Brent for May settlement added 54 cents to end the session at $64.37 on the London-based ICE Futures Europe Exchange. May futures traded at a $3.28 premium to May WTI.

With the Trump administration set to impose tariffs on imported steel as soon as next week, pipeline makers who use foreign metal are bracing for a price increase. Those most at-risk may be energy haulers mapping out expansions in places like the Permian Basin, an oil field beneath Texas and New Mexico that’s pumping crude at record levels.

In the US, crude production rose to about 10.3 million barrels a day last week, the highest on record, while inventories expanded to the most in about two months. Chevron shut in production at the Alba oil field in the North Sea as a “precautionary measure” following a weather-related power outage.

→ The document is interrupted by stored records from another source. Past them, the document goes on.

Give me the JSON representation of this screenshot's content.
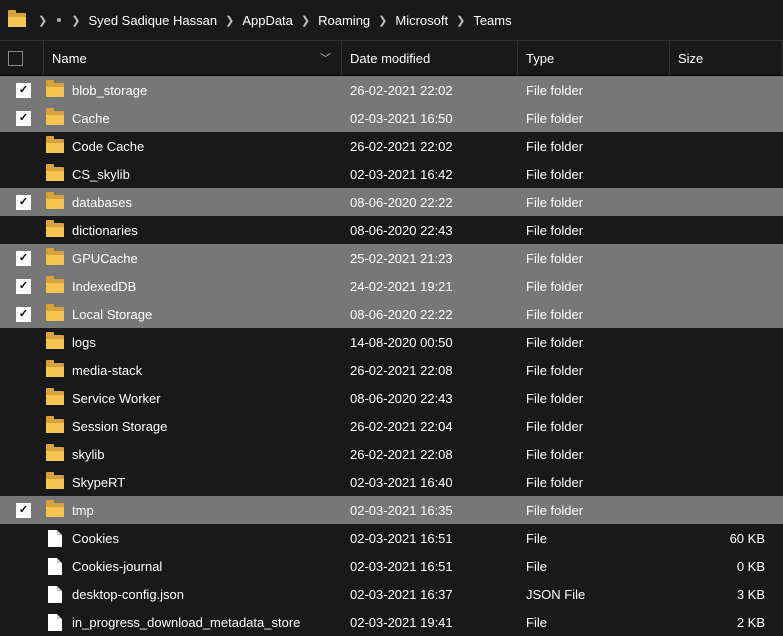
{
  "breadcrumb": {
    "items": [
      "Syed Sadique Hassan",
      "AppData",
      "Roaming",
      "Microsoft",
      "Teams"
    ]
  },
  "columns": {
    "name": "Name",
    "date": "Date modified",
    "type": "Type",
    "size": "Size"
  },
  "rows": [
    {
      "selected": true,
      "kind": "folder",
      "name": "blob_storage",
      "date": "26-02-2021 22:02",
      "type": "File folder",
      "size": ""
    },
    {
      "selected": true,
      "kind": "folder",
      "name": "Cache",
      "date": "02-03-2021 16:50",
      "type": "File folder",
      "size": ""
    },
    {
      "selected": false,
      "kind": "folder",
      "name": "Code Cache",
      "date": "26-02-2021 22:02",
      "type": "File folder",
      "size": ""
    },
    {
      "selected": false,
      "kind": "folder",
      "name": "CS_skylib",
      "date": "02-03-2021 16:42",
      "type": "File folder",
      "size": ""
    },
    {
      "selected": true,
      "kind": "folder",
      "name": "databases",
      "date": "08-06-2020 22:22",
      "type": "File folder",
      "size": ""
    },
    {
      "selected": false,
      "kind": "folder",
      "name": "dictionaries",
      "date": "08-06-2020 22:43",
      "type": "File folder",
      "size": ""
    },
    {
      "selected": true,
      "kind": "folder",
      "name": "GPUCache",
      "date": "25-02-2021 21:23",
      "type": "File folder",
      "size": ""
    },
    {
      "selected": true,
      "kind": "folder",
      "name": "IndexedDB",
      "date": "24-02-2021 19:21",
      "type": "File folder",
      "size": ""
    },
    {
      "selected": true,
      "kind": "folder",
      "name": "Local Storage",
      "date": "08-06-2020 22:22",
      "type": "File folder",
      "size": ""
    },
    {
      "selected": false,
      "kind": "folder",
      "name": "logs",
      "date": "14-08-2020 00:50",
      "type": "File folder",
      "size": ""
    },
    {
      "selected": false,
      "kind": "folder",
      "name": "media-stack",
      "date": "26-02-2021 22:08",
      "type": "File folder",
      "size": ""
    },
    {
      "selected": false,
      "kind": "folder",
      "name": "Service Worker",
      "date": "08-06-2020 22:43",
      "type": "File folder",
      "size": ""
    },
    {
      "selected": false,
      "kind": "folder",
      "name": "Session Storage",
      "date": "26-02-2021 22:04",
      "type": "File folder",
      "size": ""
    },
    {
      "selected": false,
      "kind": "folder",
      "name": "skylib",
      "date": "26-02-2021 22:08",
      "type": "File folder",
      "size": ""
    },
    {
      "selected": false,
      "kind": "folder",
      "name": "SkypeRT",
      "date": "02-03-2021 16:40",
      "type": "File folder",
      "size": ""
    },
    {
      "selected": true,
      "kind": "folder",
      "name": "tmp",
      "date": "02-03-2021 16:35",
      "type": "File folder",
      "size": ""
    },
    {
      "selected": false,
      "kind": "file",
      "name": "Cookies",
      "date": "02-03-2021 16:51",
      "type": "File",
      "size": "60 KB"
    },
    {
      "selected": false,
      "kind": "file",
      "name": "Cookies-journal",
      "date": "02-03-2021 16:51",
      "type": "File",
      "size": "0 KB"
    },
    {
      "selected": false,
      "kind": "file",
      "name": "desktop-config.json",
      "date": "02-03-2021 16:37",
      "type": "JSON File",
      "size": "3 KB"
    },
    {
      "selected": false,
      "kind": "file",
      "name": "in_progress_download_metadata_store",
      "date": "02-03-2021 19:41",
      "type": "File",
      "size": "2 KB"
    }
  ]
}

Elsewhere, total bought Marathon Oil’s assets in Libya for $450 million, a rare upstream expansion in the war-torn North African nation by a major international company.